Source data:
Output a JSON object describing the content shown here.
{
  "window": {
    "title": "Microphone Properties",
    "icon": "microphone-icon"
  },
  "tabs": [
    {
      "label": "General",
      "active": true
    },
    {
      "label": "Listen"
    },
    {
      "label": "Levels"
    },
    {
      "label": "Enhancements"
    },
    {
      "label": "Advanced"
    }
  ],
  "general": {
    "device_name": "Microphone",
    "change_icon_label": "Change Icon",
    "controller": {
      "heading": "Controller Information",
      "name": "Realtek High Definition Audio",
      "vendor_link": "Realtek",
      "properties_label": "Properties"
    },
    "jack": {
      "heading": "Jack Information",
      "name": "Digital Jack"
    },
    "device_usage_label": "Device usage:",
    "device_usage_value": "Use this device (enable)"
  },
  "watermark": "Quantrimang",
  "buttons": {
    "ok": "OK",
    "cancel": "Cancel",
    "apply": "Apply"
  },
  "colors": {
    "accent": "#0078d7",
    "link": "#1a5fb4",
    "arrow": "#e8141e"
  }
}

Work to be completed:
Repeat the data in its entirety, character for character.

Your response:
Output a JSON object describing the content shown here.
{
  "window": {
    "title": "Microphone Properties",
    "icon": "microphone-icon"
  },
  "tabs": [
    {
      "label": "General",
      "active": true
    },
    {
      "label": "Listen"
    },
    {
      "label": "Levels"
    },
    {
      "label": "Enhancements"
    },
    {
      "label": "Advanced"
    }
  ],
  "general": {
    "device_name": "Microphone",
    "change_icon_label": "Change Icon",
    "controller": {
      "heading": "Controller Information",
      "name": "Realtek High Definition Audio",
      "vendor_link": "Realtek",
      "properties_label": "Properties"
    },
    "jack": {
      "heading": "Jack Information",
      "name": "Digital Jack"
    },
    "device_usage_label": "Device usage:",
    "device_usage_value": "Use this device (enable)"
  },
  "watermark": "Quantrimang",
  "buttons": {
    "ok": "OK",
    "cancel": "Cancel",
    "apply": "Apply"
  },
  "colors": {
    "accent": "#0078d7",
    "link": "#1a5fb4",
    "arrow": "#e8141e"
  }
}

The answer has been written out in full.